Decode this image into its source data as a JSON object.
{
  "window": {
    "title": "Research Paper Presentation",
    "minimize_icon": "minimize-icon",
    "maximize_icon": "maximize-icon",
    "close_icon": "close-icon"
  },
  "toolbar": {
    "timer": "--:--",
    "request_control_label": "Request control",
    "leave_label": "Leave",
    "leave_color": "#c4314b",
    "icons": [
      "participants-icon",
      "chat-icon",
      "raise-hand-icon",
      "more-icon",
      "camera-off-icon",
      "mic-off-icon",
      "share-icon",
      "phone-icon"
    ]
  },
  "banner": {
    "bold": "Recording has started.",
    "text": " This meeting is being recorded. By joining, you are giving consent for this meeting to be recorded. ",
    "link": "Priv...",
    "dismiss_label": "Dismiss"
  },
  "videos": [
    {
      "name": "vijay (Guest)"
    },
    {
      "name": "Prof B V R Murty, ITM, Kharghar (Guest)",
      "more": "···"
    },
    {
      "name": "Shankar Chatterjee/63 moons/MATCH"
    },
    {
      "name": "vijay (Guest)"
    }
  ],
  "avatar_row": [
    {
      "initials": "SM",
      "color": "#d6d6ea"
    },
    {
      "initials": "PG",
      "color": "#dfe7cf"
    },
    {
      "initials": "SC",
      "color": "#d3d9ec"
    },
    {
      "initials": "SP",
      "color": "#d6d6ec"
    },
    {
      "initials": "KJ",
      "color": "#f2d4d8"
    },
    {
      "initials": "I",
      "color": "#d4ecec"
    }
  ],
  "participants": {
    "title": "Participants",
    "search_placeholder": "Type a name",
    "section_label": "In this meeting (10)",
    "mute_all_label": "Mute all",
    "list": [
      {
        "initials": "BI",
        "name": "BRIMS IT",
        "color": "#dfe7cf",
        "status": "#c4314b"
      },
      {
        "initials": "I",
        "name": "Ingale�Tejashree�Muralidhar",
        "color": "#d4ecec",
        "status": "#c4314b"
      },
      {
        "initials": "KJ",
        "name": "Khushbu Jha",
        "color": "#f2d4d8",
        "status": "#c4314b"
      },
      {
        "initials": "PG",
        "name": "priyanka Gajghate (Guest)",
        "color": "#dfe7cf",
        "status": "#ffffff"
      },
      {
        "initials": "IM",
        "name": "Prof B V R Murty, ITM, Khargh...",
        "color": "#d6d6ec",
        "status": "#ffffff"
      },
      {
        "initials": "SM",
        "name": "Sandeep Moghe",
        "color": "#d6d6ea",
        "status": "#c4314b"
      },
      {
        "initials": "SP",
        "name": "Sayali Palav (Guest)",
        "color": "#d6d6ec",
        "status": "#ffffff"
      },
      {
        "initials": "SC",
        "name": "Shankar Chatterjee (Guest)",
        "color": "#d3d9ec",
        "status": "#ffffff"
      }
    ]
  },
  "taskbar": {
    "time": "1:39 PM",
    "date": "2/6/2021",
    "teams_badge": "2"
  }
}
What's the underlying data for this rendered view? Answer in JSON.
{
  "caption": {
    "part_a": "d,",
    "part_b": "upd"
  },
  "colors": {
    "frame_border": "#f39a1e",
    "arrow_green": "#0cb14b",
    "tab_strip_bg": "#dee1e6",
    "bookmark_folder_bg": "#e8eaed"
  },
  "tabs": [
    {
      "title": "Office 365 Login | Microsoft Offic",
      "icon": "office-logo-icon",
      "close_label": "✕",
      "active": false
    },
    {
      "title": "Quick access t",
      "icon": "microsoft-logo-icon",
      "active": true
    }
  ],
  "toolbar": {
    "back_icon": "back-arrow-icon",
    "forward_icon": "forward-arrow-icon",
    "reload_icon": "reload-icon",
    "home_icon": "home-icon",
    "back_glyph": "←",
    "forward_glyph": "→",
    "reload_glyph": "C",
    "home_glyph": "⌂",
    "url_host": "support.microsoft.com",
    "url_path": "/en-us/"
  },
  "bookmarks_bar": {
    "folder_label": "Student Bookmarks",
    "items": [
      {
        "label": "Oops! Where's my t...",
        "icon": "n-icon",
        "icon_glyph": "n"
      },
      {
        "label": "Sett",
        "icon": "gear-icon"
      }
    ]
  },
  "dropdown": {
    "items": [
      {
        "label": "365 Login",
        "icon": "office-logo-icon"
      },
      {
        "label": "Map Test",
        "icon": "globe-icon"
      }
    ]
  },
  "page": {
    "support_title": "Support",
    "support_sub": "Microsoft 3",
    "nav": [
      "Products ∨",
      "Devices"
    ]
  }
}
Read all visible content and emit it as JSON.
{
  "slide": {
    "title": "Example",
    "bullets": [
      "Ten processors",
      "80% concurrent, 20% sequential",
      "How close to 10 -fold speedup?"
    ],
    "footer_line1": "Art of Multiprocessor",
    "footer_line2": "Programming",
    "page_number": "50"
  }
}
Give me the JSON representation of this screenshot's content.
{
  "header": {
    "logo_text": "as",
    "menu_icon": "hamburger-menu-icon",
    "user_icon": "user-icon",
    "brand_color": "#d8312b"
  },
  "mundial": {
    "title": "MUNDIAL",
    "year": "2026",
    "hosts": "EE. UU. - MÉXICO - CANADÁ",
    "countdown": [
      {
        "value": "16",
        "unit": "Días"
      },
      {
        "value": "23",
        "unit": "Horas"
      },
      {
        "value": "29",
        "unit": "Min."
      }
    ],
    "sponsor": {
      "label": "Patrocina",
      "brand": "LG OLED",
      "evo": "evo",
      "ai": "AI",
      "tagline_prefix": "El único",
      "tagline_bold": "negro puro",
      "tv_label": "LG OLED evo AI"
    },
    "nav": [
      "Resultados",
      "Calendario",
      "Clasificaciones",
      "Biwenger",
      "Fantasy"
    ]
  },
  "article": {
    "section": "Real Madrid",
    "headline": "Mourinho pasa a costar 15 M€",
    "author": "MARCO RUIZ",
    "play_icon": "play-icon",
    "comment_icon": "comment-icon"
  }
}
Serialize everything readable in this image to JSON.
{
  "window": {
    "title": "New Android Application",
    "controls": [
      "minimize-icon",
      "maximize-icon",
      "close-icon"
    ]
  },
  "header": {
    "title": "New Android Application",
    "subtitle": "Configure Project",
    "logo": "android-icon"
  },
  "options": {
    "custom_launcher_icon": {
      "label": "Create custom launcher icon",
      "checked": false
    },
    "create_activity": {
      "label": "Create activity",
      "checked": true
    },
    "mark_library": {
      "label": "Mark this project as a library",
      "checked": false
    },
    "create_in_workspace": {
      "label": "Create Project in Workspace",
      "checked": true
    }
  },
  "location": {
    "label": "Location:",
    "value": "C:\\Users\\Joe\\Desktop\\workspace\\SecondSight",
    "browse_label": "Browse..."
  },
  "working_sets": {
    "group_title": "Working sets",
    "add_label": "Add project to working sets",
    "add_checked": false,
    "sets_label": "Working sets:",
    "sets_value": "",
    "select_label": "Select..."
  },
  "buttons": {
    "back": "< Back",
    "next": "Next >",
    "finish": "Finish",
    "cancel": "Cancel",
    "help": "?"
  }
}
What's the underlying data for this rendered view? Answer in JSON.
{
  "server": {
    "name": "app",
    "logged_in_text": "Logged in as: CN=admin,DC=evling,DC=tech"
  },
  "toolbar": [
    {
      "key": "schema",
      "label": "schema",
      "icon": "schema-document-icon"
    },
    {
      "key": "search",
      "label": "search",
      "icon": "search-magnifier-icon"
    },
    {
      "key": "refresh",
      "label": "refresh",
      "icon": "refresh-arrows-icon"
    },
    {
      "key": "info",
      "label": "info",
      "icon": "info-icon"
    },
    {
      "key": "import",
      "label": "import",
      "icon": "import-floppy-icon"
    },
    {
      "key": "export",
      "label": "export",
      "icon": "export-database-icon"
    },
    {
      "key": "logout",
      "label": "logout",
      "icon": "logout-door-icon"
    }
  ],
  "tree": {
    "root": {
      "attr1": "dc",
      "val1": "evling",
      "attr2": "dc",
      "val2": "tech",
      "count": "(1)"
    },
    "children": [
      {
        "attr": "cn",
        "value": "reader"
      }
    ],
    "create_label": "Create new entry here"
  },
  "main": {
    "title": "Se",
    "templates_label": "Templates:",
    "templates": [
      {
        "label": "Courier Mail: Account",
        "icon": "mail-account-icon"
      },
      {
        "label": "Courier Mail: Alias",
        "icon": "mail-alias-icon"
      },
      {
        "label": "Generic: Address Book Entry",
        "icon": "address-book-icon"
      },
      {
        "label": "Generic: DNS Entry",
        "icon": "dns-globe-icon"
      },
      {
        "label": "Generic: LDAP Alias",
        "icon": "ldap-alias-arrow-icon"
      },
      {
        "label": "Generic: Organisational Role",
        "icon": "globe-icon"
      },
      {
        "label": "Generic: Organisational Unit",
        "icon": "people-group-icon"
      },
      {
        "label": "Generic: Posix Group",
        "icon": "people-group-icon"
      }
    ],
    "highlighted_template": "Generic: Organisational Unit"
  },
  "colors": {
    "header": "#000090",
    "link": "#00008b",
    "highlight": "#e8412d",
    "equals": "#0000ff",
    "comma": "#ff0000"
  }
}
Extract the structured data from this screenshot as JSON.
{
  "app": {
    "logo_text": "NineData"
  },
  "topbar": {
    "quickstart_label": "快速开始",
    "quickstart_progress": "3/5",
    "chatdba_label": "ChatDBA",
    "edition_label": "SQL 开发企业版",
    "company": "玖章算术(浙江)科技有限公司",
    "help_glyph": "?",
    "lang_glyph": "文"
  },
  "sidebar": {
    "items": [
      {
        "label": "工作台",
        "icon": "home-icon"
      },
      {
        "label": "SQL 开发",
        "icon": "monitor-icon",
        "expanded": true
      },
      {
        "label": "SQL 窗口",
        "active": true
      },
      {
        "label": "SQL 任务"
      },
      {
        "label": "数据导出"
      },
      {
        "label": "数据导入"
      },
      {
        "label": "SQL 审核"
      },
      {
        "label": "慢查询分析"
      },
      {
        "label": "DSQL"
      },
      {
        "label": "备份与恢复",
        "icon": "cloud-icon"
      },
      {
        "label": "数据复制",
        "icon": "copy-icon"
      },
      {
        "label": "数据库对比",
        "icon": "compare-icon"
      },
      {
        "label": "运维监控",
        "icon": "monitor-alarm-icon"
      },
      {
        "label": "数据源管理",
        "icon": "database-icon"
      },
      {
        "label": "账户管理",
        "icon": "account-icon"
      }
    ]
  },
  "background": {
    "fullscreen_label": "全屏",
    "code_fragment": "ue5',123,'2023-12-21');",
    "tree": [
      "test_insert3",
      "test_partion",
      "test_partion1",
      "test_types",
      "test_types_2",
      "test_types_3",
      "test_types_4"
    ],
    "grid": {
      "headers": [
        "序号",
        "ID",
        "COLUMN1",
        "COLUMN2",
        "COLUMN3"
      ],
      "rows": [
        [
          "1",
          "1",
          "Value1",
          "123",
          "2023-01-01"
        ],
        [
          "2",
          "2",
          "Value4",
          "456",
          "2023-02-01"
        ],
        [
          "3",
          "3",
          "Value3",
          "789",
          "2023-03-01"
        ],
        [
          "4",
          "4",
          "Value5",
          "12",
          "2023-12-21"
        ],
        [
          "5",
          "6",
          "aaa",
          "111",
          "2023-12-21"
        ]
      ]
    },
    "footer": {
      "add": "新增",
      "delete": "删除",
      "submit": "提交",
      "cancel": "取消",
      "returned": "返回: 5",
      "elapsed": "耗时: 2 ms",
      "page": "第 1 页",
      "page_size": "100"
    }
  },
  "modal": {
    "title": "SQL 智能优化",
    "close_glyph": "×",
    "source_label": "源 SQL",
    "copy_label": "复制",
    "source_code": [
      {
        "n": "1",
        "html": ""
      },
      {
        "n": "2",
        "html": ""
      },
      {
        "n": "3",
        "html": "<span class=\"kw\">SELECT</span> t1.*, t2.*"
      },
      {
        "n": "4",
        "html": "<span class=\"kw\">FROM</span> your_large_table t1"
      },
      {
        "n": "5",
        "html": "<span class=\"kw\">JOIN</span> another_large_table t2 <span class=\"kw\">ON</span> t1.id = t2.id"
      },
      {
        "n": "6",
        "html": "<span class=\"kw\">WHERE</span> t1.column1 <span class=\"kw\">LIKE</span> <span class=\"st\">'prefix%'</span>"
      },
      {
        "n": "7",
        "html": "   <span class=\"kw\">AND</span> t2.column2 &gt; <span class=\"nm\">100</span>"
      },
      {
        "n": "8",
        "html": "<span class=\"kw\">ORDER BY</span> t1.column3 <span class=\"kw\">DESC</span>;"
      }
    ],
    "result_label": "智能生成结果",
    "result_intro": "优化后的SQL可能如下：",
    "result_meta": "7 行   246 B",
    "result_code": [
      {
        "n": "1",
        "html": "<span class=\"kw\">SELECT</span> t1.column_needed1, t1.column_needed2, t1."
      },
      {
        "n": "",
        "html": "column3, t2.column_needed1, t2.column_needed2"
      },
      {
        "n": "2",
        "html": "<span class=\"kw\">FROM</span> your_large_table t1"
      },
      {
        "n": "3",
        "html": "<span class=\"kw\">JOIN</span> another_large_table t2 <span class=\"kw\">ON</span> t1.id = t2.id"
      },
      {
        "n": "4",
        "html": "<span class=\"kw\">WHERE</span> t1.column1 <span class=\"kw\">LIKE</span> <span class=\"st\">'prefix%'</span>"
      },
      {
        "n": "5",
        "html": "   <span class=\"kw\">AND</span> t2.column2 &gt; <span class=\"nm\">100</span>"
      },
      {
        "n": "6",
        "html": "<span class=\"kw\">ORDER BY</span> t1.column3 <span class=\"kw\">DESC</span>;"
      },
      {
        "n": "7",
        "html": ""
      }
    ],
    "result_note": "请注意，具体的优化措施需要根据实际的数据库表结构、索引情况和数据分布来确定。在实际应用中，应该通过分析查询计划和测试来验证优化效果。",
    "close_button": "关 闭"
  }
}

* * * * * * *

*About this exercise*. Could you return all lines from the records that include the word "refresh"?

*Reply*.
      "key": "refresh",
      "label": "refresh",
      "icon": "refresh-arrows-icon"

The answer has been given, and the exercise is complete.